═══ Supplied data ═══

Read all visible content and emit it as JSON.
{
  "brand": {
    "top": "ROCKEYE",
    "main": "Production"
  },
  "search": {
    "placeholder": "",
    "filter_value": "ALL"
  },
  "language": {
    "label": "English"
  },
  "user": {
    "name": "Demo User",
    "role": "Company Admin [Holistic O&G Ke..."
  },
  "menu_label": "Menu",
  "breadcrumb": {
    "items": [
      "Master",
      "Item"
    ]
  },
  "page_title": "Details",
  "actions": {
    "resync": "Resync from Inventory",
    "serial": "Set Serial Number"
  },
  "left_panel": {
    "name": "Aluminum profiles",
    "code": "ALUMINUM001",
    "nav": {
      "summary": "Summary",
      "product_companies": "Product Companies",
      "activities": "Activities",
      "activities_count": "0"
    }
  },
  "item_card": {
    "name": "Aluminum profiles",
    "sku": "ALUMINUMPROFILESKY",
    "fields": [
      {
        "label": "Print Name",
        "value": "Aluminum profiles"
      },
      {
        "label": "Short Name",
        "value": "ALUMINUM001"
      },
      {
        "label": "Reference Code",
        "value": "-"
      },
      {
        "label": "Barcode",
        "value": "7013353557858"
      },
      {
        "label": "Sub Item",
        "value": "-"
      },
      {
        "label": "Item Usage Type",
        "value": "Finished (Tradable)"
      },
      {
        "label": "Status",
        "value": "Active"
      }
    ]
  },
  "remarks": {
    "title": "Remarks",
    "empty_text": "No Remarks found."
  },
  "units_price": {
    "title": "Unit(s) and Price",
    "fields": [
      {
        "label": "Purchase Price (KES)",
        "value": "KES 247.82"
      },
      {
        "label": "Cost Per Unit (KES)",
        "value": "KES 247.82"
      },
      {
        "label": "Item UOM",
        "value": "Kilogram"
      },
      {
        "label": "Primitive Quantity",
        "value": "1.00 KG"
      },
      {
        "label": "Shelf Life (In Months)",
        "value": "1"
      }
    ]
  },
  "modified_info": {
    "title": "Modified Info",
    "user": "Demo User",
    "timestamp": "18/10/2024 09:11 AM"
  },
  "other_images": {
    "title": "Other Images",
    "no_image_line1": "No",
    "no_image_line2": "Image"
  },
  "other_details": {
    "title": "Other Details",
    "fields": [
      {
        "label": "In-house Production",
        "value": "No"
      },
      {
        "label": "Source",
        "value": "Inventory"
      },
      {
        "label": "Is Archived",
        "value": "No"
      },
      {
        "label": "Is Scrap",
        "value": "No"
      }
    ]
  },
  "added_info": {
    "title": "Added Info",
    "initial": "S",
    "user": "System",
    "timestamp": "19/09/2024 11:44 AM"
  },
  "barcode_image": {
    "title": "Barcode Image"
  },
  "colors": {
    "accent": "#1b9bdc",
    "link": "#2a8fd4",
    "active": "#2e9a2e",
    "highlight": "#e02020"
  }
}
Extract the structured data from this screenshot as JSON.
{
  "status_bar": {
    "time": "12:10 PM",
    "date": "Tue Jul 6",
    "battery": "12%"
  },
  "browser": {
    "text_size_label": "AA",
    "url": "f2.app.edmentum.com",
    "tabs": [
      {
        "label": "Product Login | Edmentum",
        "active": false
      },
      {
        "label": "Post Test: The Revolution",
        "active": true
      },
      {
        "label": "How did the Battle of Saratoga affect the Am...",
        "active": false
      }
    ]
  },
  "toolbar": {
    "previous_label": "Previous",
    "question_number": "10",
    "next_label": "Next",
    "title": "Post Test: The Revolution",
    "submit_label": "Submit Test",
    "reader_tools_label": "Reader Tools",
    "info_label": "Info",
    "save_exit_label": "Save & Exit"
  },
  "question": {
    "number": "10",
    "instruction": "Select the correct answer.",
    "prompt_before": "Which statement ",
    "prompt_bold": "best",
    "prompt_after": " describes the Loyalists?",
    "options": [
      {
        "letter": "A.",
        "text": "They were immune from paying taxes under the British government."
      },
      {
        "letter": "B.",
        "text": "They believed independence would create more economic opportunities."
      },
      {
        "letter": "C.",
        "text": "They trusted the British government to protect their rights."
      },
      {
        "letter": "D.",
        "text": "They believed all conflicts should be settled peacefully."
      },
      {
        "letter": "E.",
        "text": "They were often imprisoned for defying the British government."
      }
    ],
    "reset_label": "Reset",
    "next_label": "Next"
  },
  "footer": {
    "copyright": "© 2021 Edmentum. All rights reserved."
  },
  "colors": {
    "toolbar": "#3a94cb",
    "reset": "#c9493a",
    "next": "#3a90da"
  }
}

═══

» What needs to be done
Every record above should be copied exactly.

» Your response
Read all visible content and emit it as JSON.
{
  "brand": {
    "top": "ROCKEYE",
    "main": "Production"
  },
  "search": {
    "placeholder": "",
    "filter_value": "ALL"
  },
  "language": {
    "label": "English"
  },
  "user": {
    "name": "Demo User",
    "role": "Company Admin [Holistic O&G Ke..."
  },
  "menu_label": "Menu",
  "breadcrumb": {
    "items": [
      "Master",
      "Item"
    ]
  },
  "page_title": "Details",
  "actions": {
    "resync": "Resync from Inventory",
    "serial": "Set Serial Number"
  },
  "left_panel": {
    "name": "Aluminum profiles",
    "code": "ALUMINUM001",
    "nav": {
      "summary": "Summary",
      "product_companies": "Product Companies",
      "activities": "Activities",
      "activities_count": "0"
    }
  },
  "item_card": {
    "name": "Aluminum profiles",
    "sku": "ALUMINUMPROFILESKY",
    "fields": [
      {
        "label": "Print Name",
        "value": "Aluminum profiles"
      },
      {
        "label": "Short Name",
        "value": "ALUMINUM001"
      },
      {
        "label": "Reference Code",
        "value": "-"
      },
      {
        "label": "Barcode",
        "value": "7013353557858"
      },
      {
        "label": "Sub Item",
        "value": "-"
      },
      {
        "label": "Item Usage Type",
        "value": "Finished (Tradable)"
      },
      {
        "label": "Status",
        "value": "Active"
      }
    ]
  },
  "remarks": {
    "title": "Remarks",
    "empty_text": "No Remarks found."
  },
  "units_price": {
    "title": "Unit(s) and Price",
    "fields": [
      {
        "label": "Purchase Price (KES)",
        "value": "KES 247.82"
      },
      {
        "label": "Cost Per Unit (KES)",
        "value": "KES 247.82"
      },
      {
        "label": "Item UOM",
        "value": "Kilogram"
      },
      {
        "label": "Primitive Quantity",
        "value": "1.00 KG"
      },
      {
        "label": "Shelf Life (In Months)",
        "value": "1"
      }
    ]
  },
  "modified_info": {
    "title": "Modified Info",
    "user": "Demo User",
    "timestamp": "18/10/2024 09:11 AM"
  },
  "other_images": {
    "title": "Other Images",
    "no_image_line1": "No",
    "no_image_line2": "Image"
  },
  "other_details": {
    "title": "Other Details",
    "fields": [
      {
        "label": "In-house Production",
        "value": "No"
      },
      {
        "label": "Source",
        "value": "Inventory"
      },
      {
        "label": "Is Archived",
        "value": "No"
      },
      {
        "label": "Is Scrap",
        "value": "No"
      }
    ]
  },
  "added_info": {
    "title": "Added Info",
    "initial": "S",
    "user": "System",
    "timestamp": "19/09/2024 11:44 AM"
  },
  "barcode_image": {
    "title": "Barcode Image"
  },
  "colors": {
    "accent": "#1b9bdc",
    "link": "#2a8fd4",
    "active": "#2e9a2e",
    "highlight": "#e02020"
  }
}
Extract the structured data from this screenshot as JSON.
{
  "status_bar": {
    "time": "12:10 PM",
    "date": "Tue Jul 6",
    "battery": "12%"
  },
  "browser": {
    "text_size_label": "AA",
    "url": "f2.app.edmentum.com",
    "tabs": [
      {
        "label": "Product Login | Edmentum",
        "active": false
      },
      {
        "label": "Post Test: The Revolution",
        "active": true
      },
      {
        "label": "How did the Battle of Saratoga affect the Am...",
        "active": false
      }
    ]
  },
  "toolbar": {
    "previous_label": "Previous",
    "question_number": "10",
    "next_label": "Next",
    "title": "Post Test: The Revolution",
    "submit_label": "Submit Test",
    "reader_tools_label": "Reader Tools",
    "info_label": "Info",
    "save_exit_label": "Save & Exit"
  },
  "question": {
    "number": "10",
    "instruction": "Select the correct answer.",
    "prompt_before": "Which statement ",
    "prompt_bold": "best",
    "prompt_after": " describes the Loyalists?",
    "options": [
      {
        "letter": "A.",
        "text": "They were immune from paying taxes under the British government."
      },
      {
        "letter": "B.",
        "text": "They believed independence would create more economic opportunities."
      },
      {
        "letter": "C.",
        "text": "They trusted the British government to protect their rights."
      },
      {
        "letter": "D.",
        "text": "They believed all conflicts should be settled peacefully."
      },
      {
        "letter": "E.",
        "text": "They were often imprisoned for defying the British government."
      }
    ],
    "reset_label": "Reset",
    "next_label": "Next"
  },
  "footer": {
    "copyright": "© 2021 Edmentum. All rights reserved."
  },
  "colors": {
    "toolbar": "#3a94cb",
    "reset": "#c9493a",
    "next": "#3a90da"
  }
}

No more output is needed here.